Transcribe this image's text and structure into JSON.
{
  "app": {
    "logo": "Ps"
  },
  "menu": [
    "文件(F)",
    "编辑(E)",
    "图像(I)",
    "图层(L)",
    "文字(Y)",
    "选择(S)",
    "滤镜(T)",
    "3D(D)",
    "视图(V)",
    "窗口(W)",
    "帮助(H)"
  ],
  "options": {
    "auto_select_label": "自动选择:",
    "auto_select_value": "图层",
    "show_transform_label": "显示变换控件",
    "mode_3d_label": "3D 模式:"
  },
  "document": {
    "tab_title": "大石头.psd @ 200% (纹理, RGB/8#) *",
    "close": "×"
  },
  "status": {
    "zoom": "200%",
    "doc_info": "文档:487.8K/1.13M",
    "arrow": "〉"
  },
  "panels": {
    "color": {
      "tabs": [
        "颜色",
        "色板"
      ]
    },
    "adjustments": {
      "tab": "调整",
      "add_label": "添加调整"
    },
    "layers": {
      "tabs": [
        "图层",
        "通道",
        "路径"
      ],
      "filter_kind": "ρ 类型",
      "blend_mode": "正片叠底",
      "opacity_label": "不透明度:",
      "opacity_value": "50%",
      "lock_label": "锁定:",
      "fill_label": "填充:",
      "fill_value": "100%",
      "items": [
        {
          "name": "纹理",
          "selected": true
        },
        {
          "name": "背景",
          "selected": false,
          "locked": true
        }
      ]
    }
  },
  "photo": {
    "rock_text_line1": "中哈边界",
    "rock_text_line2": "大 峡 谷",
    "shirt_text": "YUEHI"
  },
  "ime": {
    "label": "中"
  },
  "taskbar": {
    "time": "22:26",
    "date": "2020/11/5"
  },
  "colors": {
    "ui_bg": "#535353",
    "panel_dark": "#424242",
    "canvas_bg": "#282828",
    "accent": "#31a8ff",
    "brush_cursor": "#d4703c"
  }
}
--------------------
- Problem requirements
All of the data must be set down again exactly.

- Completed task
Transcribe this image's text and structure into JSON.
{
  "app": {
    "logo": "Ps"
  },
  "menu": [
    "文件(F)",
    "编辑(E)",
    "图像(I)",
    "图层(L)",
    "文字(Y)",
    "选择(S)",
    "滤镜(T)",
    "3D(D)",
    "视图(V)",
    "窗口(W)",
    "帮助(H)"
  ],
  "options": {
    "auto_select_label": "自动选择:",
    "auto_select_value": "图层",
    "show_transform_label": "显示变换控件",
    "mode_3d_label": "3D 模式:"
  },
  "document": {
    "tab_title": "大石头.psd @ 200% (纹理, RGB/8#) *",
    "close": "×"
  },
  "status": {
    "zoom": "200%",
    "doc_info": "文档:487.8K/1.13M",
    "arrow": "〉"
  },
  "panels": {
    "color": {
      "tabs": [
        "颜色",
        "色板"
      ]
    },
    "adjustments": {
      "tab": "调整",
      "add_label": "添加调整"
    },
    "layers": {
      "tabs": [
        "图层",
        "通道",
        "路径"
      ],
      "filter_kind": "ρ 类型",
      "blend_mode": "正片叠底",
      "opacity_label": "不透明度:",
      "opacity_value": "50%",
      "lock_label": "锁定:",
      "fill_label": "填充:",
      "fill_value": "100%",
      "items": [
        {
          "name": "纹理",
          "selected": true
        },
        {
          "name": "背景",
          "selected": false,
          "locked": true
        }
      ]
    }
  },
  "photo": {
    "rock_text_line1": "中哈边界",
    "rock_text_line2": "大 峡 谷",
    "shirt_text": "YUEHI"
  },
  "ime": {
    "label": "中"
  },
  "taskbar": {
    "time": "22:26",
    "date": "2020/11/5"
  },
  "colors": {
    "ui_bg": "#535353",
    "panel_dark": "#424242",
    "canvas_bg": "#282828",
    "accent": "#31a8ff",
    "brush_cursor": "#d4703c"
  }
}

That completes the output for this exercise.